◆ **Exercise directions**:
Search the lines of the records for the word "monitor", and copy every line that has it.
**** Data for analysis ****
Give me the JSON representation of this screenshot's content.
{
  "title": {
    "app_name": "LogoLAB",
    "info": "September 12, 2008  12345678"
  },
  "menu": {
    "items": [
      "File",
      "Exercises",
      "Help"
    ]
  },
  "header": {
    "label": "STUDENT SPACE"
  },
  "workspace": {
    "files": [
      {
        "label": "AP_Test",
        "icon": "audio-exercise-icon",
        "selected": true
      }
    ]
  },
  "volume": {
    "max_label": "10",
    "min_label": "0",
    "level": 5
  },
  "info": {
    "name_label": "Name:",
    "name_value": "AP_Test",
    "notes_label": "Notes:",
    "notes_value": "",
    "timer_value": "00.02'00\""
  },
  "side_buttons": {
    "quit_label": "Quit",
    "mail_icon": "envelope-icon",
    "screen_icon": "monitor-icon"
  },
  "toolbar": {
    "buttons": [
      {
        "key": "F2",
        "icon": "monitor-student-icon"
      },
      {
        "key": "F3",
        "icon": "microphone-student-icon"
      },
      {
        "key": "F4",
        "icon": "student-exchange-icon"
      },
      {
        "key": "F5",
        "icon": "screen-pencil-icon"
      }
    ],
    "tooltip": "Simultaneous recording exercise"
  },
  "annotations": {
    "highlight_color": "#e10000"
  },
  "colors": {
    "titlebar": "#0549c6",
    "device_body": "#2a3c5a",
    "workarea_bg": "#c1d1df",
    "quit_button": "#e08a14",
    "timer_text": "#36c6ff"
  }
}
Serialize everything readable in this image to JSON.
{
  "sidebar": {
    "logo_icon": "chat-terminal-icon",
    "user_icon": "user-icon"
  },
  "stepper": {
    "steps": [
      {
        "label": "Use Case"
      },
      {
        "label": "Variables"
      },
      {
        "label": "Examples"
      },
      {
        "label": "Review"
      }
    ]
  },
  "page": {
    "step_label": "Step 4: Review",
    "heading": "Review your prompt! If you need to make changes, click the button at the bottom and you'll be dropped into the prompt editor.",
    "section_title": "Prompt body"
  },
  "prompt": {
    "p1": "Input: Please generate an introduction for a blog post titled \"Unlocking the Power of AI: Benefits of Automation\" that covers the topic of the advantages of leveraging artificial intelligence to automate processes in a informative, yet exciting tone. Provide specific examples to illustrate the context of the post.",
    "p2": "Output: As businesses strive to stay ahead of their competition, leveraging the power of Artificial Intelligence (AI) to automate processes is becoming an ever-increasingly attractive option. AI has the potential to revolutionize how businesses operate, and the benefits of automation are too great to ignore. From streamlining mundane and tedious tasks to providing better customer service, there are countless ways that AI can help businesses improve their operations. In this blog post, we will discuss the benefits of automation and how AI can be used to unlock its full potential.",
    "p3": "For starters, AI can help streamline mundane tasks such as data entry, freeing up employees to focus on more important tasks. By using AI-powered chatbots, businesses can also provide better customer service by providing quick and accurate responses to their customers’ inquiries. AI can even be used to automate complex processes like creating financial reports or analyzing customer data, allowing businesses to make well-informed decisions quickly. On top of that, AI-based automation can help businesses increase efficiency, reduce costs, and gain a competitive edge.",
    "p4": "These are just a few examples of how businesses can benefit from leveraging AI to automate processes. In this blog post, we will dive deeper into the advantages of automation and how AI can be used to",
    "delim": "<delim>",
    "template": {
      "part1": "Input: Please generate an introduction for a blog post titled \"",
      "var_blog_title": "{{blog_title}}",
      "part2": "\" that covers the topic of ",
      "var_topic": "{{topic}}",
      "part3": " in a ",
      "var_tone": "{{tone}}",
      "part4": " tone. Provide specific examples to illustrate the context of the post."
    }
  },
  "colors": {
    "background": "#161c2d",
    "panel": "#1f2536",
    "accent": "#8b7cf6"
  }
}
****
◆ **Task output**:
    "screen_icon": "monitor-icon"
        "icon": "monitor-student-icon"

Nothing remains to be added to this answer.